Of all of the so-called “modern classical” composers that I’ve heard these days, the one that I continue to find most affecting is Max Richter. His previous albums — 2006’s Songs From Before and 2004’s The Blue Notebooks — are really quite gorgeous, combining chamber music arrangements with more experimental aspects such as spoken word and electronic flourishes to create some very haunting and affecting pieces of music.
His latest release, however — 24 Postcards in Full Colour — takes that experimental aspect a bit further. While his previous albums have been wrought around literary themes (the works of Haruki Murakami and Franz Kafka), 24 Postcards… is wrought around the idea of using the humble ringtone as a legitimate format.

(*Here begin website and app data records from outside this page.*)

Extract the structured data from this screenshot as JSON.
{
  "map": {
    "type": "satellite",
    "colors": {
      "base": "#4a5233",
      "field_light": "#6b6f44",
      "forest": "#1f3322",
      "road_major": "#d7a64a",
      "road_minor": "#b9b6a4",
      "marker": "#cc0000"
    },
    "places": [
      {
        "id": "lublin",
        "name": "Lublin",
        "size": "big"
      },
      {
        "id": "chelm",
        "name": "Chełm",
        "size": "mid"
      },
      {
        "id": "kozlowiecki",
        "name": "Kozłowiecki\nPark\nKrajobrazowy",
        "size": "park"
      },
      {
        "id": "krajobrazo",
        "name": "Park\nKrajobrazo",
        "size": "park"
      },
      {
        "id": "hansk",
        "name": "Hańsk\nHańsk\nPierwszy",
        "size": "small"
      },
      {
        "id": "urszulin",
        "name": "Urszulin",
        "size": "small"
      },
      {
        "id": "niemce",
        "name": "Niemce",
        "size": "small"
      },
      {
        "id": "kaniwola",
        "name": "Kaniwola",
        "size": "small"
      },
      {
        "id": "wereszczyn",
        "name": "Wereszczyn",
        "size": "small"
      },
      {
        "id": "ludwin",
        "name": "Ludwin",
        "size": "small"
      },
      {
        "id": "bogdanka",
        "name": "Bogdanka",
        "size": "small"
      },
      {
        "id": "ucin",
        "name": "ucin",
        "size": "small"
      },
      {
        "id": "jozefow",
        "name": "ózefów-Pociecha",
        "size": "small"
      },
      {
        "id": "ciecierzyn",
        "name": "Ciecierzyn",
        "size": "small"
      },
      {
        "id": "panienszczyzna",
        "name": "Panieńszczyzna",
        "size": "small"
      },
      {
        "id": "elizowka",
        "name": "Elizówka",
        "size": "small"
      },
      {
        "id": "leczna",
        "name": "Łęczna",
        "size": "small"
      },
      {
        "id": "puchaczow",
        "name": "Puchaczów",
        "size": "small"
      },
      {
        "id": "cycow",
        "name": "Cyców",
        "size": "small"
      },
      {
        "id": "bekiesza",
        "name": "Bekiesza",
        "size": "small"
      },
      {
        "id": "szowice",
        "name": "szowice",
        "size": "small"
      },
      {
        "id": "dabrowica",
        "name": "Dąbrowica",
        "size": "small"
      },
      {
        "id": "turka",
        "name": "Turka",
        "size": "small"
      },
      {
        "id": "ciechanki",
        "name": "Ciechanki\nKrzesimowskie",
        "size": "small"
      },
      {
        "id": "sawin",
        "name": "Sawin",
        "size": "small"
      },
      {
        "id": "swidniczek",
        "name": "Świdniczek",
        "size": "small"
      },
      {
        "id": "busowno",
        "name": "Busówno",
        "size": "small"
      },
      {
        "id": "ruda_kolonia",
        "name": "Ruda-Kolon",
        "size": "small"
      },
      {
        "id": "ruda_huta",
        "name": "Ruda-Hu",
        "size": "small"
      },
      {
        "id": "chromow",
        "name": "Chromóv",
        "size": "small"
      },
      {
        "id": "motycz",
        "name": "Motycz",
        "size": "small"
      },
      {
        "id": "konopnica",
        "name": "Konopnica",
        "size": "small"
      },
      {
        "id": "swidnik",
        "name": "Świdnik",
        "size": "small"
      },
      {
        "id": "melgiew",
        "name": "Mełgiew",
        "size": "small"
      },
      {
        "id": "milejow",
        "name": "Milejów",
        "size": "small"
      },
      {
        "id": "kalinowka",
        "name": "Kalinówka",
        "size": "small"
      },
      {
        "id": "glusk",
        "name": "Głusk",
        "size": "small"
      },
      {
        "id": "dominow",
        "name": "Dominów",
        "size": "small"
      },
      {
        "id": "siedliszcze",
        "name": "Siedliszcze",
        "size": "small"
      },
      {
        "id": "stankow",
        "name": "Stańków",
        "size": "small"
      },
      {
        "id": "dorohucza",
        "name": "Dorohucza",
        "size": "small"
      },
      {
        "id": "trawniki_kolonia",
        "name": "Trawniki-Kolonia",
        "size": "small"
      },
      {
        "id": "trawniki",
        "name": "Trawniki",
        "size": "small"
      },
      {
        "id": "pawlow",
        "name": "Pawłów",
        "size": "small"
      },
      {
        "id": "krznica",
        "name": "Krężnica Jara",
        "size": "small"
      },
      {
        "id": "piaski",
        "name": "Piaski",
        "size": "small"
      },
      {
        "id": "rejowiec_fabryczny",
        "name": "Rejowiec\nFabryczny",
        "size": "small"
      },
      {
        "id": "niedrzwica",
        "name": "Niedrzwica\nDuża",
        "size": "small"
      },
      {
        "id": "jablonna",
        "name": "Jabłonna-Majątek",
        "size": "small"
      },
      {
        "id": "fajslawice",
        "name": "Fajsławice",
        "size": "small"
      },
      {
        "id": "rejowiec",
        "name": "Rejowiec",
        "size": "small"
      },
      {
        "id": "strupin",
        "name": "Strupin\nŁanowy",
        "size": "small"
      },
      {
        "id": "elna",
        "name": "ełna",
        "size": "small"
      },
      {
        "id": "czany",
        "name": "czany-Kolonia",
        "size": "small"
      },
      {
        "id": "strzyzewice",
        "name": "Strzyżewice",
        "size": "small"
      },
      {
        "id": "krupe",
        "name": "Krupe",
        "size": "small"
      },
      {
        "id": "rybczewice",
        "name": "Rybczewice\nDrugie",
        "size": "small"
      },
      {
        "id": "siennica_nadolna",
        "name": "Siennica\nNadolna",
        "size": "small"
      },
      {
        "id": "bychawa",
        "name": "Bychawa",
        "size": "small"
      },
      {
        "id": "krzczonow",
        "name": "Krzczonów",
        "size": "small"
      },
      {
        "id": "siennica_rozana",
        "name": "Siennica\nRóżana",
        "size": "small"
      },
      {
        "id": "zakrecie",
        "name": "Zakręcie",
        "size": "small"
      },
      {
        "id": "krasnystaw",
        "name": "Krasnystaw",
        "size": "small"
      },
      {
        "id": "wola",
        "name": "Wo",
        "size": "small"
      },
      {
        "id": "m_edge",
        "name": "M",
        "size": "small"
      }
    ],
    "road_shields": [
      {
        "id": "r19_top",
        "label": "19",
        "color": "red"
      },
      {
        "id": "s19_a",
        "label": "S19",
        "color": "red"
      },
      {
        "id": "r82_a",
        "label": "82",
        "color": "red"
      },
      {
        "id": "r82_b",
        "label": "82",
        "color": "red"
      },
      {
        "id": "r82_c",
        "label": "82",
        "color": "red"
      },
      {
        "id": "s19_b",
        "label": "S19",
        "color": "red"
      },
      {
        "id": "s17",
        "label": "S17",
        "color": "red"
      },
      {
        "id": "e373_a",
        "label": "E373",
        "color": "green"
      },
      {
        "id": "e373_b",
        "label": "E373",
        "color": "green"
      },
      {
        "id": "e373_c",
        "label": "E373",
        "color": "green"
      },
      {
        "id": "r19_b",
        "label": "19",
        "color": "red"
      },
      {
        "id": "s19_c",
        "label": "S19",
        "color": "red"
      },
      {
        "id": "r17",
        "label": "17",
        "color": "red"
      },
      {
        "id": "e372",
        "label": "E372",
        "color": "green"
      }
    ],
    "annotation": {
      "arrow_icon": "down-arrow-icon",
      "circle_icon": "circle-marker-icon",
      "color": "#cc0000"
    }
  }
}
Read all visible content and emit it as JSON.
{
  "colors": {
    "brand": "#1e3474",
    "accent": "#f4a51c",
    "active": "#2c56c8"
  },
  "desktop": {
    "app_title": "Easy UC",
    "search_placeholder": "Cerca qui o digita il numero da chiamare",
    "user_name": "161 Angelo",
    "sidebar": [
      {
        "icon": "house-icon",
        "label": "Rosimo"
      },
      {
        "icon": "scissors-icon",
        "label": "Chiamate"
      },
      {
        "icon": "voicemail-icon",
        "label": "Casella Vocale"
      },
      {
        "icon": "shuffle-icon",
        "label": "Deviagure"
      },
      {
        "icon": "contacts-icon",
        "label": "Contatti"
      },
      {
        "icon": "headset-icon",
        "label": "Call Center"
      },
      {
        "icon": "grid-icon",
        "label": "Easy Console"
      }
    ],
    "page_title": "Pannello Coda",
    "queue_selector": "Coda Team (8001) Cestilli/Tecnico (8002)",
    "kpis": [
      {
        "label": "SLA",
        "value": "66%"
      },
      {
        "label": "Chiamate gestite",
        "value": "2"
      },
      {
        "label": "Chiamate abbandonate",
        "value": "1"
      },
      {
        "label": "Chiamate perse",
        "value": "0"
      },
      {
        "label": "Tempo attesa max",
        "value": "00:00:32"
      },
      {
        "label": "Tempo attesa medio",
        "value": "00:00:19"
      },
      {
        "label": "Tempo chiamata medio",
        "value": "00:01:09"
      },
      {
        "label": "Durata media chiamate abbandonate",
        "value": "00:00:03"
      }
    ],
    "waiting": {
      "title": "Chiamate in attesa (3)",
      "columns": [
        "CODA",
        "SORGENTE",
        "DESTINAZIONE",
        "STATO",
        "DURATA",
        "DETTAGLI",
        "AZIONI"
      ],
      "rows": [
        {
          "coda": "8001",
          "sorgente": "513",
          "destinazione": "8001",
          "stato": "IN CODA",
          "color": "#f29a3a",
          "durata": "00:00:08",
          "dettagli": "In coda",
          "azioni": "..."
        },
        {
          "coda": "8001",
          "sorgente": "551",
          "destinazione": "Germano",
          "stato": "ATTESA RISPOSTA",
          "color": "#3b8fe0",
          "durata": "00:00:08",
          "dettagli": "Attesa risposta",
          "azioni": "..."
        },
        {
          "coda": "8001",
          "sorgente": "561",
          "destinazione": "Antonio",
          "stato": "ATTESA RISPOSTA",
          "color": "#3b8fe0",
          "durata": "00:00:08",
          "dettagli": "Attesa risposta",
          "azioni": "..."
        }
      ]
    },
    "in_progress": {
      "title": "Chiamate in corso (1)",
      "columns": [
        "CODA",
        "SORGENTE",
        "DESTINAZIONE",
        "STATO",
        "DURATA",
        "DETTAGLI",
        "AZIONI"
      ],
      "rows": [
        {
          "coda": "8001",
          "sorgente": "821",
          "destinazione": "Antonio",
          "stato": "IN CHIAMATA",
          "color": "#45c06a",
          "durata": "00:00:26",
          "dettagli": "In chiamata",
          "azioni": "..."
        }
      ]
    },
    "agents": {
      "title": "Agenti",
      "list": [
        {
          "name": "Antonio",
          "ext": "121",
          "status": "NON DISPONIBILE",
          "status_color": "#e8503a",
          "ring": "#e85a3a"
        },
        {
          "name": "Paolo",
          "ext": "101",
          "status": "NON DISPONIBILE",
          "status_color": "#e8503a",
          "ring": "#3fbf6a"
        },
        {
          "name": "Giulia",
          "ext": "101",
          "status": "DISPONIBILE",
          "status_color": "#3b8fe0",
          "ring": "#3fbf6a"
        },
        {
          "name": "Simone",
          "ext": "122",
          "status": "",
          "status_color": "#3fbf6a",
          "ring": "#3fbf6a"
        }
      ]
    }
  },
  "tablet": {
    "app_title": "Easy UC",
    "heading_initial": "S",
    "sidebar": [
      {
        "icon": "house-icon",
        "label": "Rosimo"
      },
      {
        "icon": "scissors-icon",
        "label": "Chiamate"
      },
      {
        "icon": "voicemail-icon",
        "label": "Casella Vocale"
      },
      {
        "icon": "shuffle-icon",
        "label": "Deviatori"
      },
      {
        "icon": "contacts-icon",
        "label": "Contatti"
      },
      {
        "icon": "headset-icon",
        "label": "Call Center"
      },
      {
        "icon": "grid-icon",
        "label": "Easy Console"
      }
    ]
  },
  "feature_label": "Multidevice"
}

An attempt an exploration of the ringtone as a vehicle for music performance , 24 Postcards… is an experimental work made up of 24 classically-composed ringtones, set to be premièred in various gallery spaces. The première is intended to be in the form of a series of installations where pre-registered audience members switch on their phones to receive SMS messages, each message alert playing back one or more of the tracks, so making up the performance. In tandem with this release, will be a micro-website hosting 24 photographic images, one accompanying each track. As Max explains: “Thinking about how we listen to music today, I wondered why it is that ringtones have so far been treated as unfit for creative music… Who says ringtones have to be bad?.. It’s like saying LPs or CDs are bad – its just a medium….”
The tracks range in length from 60 seconds to three minutes, but as his previous releases have shown, Richter is no stranger to using short compositions to create haunting impressions. As the website puts it, even his shortest pieces offer a glimpse into potentially much larger pieces, which is one reason why I find Richter’s music so compelling.
FatCat Records will release 24 Postcards in Full Colour on CD, LP, and MP3 downloads on September 23 (US, Canada) and August 25 (UK, Europe, everywhere else). More details, as well as samples, can be found at the “24 Postcards” website.